++++ TASK INPUT
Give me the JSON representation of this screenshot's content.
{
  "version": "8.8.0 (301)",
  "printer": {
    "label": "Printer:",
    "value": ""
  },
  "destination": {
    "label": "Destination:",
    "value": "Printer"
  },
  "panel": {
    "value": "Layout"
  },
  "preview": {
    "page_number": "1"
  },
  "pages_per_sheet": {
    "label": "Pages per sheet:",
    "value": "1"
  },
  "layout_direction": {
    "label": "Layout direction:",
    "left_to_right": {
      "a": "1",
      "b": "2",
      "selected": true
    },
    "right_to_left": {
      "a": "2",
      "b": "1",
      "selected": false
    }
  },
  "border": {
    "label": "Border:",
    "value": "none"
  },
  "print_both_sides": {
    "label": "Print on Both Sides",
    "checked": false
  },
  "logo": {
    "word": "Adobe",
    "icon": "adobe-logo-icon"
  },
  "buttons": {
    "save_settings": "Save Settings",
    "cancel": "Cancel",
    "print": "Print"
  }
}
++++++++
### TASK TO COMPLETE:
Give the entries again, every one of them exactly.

### WORKED SOLUTION:
Give me the JSON representation of this screenshot's content.
{
  "version": "8.8.0 (301)",
  "printer": {
    "label": "Printer:",
    "value": ""
  },
  "destination": {
    "label": "Destination:",
    "value": "Printer"
  },
  "panel": {
    "value": "Layout"
  },
  "preview": {
    "page_number": "1"
  },
  "pages_per_sheet": {
    "label": "Pages per sheet:",
    "value": "1"
  },
  "layout_direction": {
    "label": "Layout direction:",
    "left_to_right": {
      "a": "1",
      "b": "2",
      "selected": true
    },
    "right_to_left": {
      "a": "2",
      "b": "1",
      "selected": false
    }
  },
  "border": {
    "label": "Border:",
    "value": "none"
  },
  "print_both_sides": {
    "label": "Print on Both Sides",
    "checked": false
  },
  "logo": {
    "word": "Adobe",
    "icon": "adobe-logo-icon"
  },
  "buttons": {
    "save_settings": "Save Settings",
    "cancel": "Cancel",
    "print": "Print"
  }
}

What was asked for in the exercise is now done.